(Exercise instructions):
Leave out the pictures. Return every record otherwise untouched.

[Data records for software interfaces]

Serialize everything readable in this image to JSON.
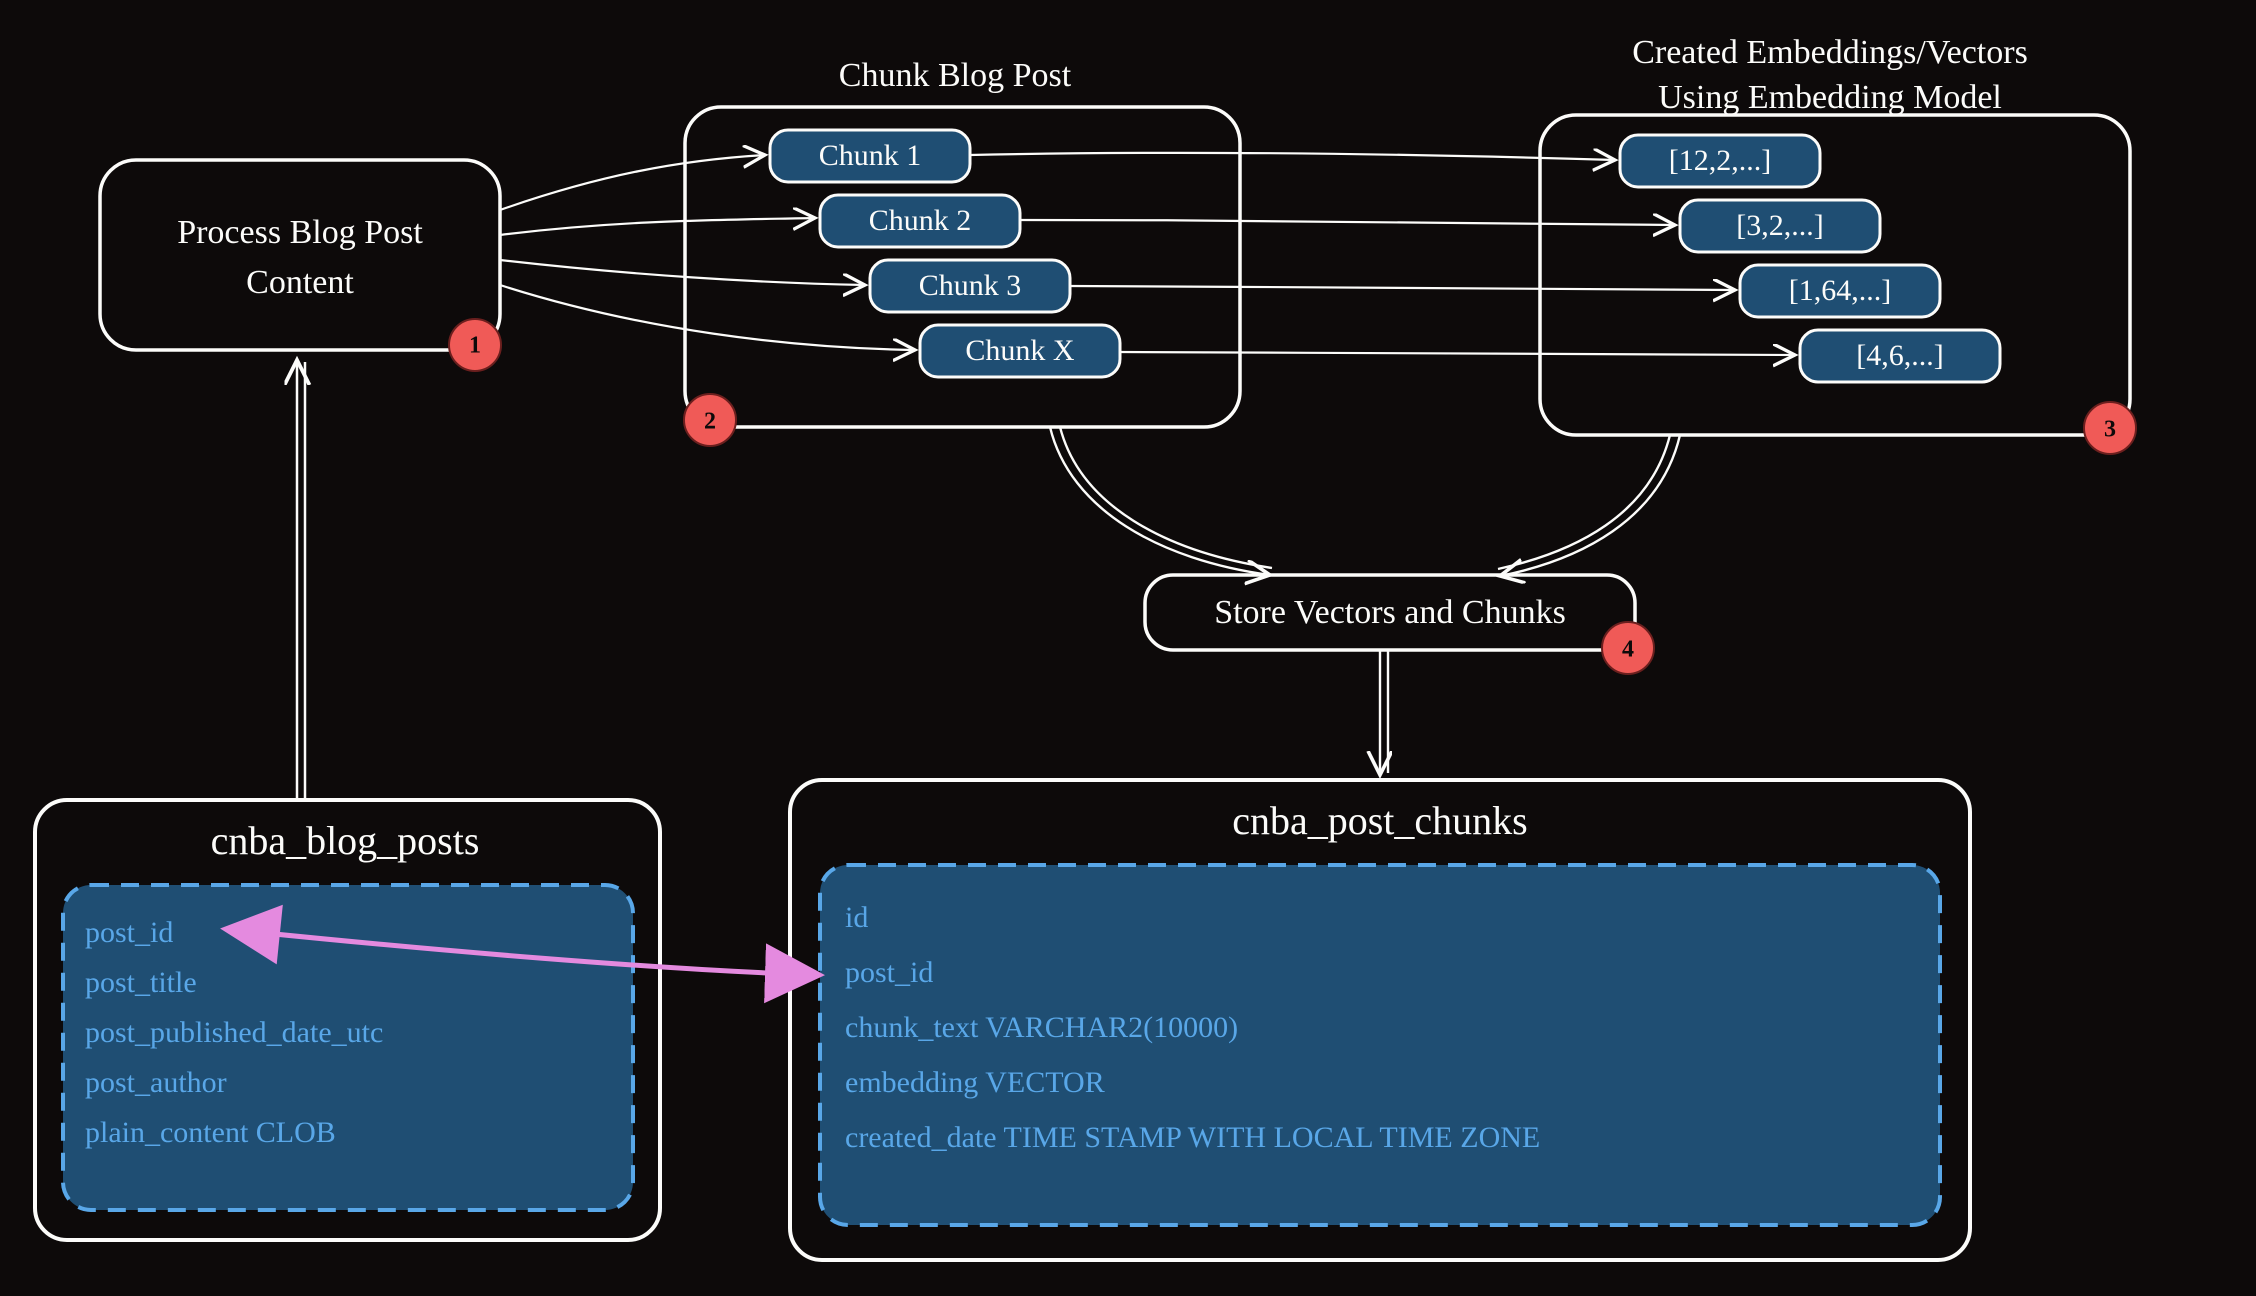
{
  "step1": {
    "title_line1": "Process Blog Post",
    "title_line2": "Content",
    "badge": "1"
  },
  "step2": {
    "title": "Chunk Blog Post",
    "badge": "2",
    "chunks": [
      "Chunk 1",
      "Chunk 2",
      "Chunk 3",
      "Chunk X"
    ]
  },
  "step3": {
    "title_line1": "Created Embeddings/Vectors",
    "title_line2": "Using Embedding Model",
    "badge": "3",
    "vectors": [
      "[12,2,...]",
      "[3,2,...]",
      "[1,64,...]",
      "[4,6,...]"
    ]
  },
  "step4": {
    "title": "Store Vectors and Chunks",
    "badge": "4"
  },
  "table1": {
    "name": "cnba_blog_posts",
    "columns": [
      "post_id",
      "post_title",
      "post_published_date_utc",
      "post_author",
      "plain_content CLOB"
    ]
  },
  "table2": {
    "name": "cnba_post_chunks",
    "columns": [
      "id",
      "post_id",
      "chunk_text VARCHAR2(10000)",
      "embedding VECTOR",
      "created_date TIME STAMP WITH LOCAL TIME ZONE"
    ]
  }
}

(Task result):
Serialize everything readable in this image to JSON.
{
  "step1": {
    "title_line1": "Process Blog Post",
    "title_line2": "Content",
    "badge": "1"
  },
  "step2": {
    "title": "Chunk Blog Post",
    "badge": "2",
    "chunks": [
      "Chunk 1",
      "Chunk 2",
      "Chunk 3",
      "Chunk X"
    ]
  },
  "step3": {
    "title_line1": "Created Embeddings/Vectors",
    "title_line2": "Using Embedding Model",
    "badge": "3",
    "vectors": [
      "[12,2,...]",
      "[3,2,...]",
      "[1,64,...]",
      "[4,6,...]"
    ]
  },
  "step4": {
    "title": "Store Vectors and Chunks",
    "badge": "4"
  },
  "table1": {
    "name": "cnba_blog_posts",
    "columns": [
      "post_id",
      "post_title",
      "post_published_date_utc",
      "post_author",
      "plain_content CLOB"
    ]
  },
  "table2": {
    "name": "cnba_post_chunks",
    "columns": [
      "id",
      "post_id",
      "chunk_text VARCHAR2(10000)",
      "embedding VECTOR",
      "created_date TIME STAMP WITH LOCAL TIME ZONE"
    ]
  }
}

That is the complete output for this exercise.